Music journalists aren’t obligated to write about anything musicians send over. In fact, writers’ inboxes are absolutely flooded with emails from artists and publicists, making it impossible to open each one, let alone play the tracks inside. So the sheer fact that your pitch broke through, warranted a listen, and inspired a write-up is a bit of a miracle.

Be sure to send a thank-you note over to the writer. It doesn’t have to be elaborate, but make sure he or she knows you truly appreciate the time it took to give your music a thorough evaluation. Regardless if the resulting piece is positive or negative, thank him or her for sharing his or her thoughts and getting your band’s name in front of readers.

If you were fortunate enough to have a friend or PR person introduce the writer to your music, be sure to shoot him or her a thank-you email, too. It’s a small gesture that only takes a moment but makes a huge impact.

2. Share on social

The first logical step after reading a review of your music is to share it on social media. But before you scamper off and start posting all willy-nilly, put some thought into it. Make sure you’re posting so that the blog knows you’re doing your part to promote its article. After all, writers hate thinking that their pieces fall on deaf ears, just like you worry that no one is listening to your music.

When posting to Facebook, go ahead and tag the writer and/or publication in your post. This can be done low key; a simple, “Thanks for the review, Blog Name!” at the end of your post can suffice. In a tweet, either mention the blog or writer at the end. As a bonus, it’s likely you’ll get a retweet from the publication. Yay for more promotion!

3. Credit when using quotes from the review

You already know that press quotes are a valuable part of any media kit or artist website. Displaying them for promoters, other writers, potential team members, and more adds credibility to your whole musical operation. If there’s already press buzz around your music, you’ll look that much more attractive to folks you’re trying to woo.

Just be sure you’re not extracting lines from reviews and posting them into the ether. Be sure to attribute them with the writer’s name, publication, and date, as well as a direct link to the review itself.

Also, if you want to clip the review into a snippet by condensing sentences, that’s fine. Use an ellipsis (…) to denote that you’re Frankensteining the review into a format that works for your purposes. For example, “the band’s new album is a real departure from anything else on the radio…a complete 180 from their last single.”

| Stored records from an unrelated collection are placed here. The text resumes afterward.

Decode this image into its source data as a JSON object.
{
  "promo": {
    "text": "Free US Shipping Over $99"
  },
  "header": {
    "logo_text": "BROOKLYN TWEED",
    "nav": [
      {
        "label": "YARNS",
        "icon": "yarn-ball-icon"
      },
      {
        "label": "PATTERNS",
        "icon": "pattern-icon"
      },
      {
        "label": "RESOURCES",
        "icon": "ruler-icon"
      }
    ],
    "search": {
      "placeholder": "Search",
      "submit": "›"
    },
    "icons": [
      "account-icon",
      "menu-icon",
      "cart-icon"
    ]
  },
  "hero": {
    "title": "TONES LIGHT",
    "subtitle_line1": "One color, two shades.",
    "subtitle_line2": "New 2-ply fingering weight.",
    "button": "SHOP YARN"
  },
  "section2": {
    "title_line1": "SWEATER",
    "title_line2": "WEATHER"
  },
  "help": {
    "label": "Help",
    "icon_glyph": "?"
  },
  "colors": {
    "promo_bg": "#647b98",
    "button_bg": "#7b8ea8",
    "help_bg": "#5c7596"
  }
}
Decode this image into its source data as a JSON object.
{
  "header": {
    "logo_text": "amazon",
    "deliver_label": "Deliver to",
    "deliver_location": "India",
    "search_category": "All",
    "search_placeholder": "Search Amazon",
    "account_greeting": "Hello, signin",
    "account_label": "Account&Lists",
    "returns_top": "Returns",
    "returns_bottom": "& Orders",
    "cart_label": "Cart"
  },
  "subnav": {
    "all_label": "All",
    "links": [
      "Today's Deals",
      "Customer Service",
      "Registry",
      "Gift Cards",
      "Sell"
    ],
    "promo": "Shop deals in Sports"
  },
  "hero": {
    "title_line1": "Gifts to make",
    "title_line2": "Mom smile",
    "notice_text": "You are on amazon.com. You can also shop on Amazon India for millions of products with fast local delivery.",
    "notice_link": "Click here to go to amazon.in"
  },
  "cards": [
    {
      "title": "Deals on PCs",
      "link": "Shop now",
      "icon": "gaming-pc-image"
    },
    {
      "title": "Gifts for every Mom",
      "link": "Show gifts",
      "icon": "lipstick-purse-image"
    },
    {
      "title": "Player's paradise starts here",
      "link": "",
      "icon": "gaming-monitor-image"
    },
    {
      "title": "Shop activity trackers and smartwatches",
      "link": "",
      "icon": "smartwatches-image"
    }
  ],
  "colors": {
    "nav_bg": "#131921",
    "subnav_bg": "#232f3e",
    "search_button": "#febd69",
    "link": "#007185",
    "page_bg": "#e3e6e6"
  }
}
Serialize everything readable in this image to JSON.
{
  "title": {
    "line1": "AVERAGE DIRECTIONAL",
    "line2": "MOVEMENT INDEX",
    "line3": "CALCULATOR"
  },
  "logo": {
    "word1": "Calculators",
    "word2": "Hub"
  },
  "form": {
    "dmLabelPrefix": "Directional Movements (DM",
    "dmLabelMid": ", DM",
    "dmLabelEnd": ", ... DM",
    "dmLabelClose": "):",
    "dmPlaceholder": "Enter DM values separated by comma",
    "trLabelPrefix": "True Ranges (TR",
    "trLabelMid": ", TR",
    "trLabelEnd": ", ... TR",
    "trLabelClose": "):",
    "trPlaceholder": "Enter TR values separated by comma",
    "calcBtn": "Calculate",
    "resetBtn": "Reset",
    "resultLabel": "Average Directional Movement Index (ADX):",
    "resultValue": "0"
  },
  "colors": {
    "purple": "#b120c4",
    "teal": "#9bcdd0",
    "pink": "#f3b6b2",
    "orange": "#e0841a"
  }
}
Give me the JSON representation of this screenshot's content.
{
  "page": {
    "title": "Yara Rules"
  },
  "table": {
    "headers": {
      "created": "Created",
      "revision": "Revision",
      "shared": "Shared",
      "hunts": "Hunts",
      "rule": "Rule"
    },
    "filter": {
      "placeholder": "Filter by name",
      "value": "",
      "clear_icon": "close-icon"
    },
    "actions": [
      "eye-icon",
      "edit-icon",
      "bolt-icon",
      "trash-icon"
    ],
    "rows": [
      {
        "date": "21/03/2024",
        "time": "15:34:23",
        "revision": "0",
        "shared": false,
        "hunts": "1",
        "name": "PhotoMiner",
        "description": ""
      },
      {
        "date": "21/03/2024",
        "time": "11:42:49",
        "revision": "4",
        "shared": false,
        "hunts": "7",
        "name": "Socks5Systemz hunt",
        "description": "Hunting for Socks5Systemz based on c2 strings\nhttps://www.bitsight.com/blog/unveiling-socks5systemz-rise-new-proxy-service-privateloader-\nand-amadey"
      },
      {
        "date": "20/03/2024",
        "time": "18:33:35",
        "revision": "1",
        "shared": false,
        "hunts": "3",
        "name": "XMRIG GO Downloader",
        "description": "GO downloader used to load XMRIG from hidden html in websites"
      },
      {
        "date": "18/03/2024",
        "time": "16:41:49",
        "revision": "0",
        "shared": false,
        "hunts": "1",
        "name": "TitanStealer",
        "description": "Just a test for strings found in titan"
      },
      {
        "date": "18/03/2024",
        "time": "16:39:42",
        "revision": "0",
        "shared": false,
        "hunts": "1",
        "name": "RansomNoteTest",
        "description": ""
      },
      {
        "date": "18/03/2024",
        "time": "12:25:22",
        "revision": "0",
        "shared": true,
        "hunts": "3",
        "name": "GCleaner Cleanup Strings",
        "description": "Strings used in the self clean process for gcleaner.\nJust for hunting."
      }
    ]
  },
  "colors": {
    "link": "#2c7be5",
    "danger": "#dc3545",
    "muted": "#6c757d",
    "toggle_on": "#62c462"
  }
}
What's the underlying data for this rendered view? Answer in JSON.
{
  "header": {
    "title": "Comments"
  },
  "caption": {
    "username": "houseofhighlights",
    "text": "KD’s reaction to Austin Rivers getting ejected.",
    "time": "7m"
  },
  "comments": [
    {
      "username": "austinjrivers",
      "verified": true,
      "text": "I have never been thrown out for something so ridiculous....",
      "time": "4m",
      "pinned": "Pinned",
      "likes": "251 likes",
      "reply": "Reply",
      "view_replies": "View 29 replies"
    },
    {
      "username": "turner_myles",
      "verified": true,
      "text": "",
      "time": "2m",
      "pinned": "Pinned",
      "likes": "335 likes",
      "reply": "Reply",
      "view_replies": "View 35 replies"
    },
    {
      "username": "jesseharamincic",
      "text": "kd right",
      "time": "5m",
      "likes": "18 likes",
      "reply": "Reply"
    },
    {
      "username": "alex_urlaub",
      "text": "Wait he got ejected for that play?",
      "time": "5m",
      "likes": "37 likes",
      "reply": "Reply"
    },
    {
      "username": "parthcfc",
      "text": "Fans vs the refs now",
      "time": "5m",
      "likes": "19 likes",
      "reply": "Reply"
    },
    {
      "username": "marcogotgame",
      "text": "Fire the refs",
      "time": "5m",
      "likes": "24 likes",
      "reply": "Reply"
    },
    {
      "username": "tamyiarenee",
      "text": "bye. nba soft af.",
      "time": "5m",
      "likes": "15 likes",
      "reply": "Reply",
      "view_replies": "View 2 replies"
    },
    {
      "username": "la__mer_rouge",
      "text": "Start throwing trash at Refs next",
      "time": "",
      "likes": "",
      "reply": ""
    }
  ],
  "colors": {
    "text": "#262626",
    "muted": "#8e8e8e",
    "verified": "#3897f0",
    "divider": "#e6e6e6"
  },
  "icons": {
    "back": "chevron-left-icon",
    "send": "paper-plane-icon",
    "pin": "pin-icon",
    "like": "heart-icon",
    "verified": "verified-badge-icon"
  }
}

4. Keep the relationship going

Most writers aren’t expecting an everlasting friendship once your review goes live. After all, they’re busy people who also often balance their passions with day jobs, families, and personal obligations. Not to mention that after your review goes live, they’re probably already onto the next thing. This doesn’t mean, however, that they’ve forgotten you or don’t want to hear from you ever again.

In fact, it’s really important to keep those connections alive in an organic way. If you live in the same city as the person who wrote about you, invite him or her out to see you play, or if you have a plus one for a show, offer to take him or her as your guest. If you see an article or meme or funny video that makes you think of an email exchange you had, send it over.

The key is to forget the “salesy” stuff and forge a human connection. That way, the next time you release a single, album, or video, he or she will be more likely to jump at the chance to support it because of your personal connection.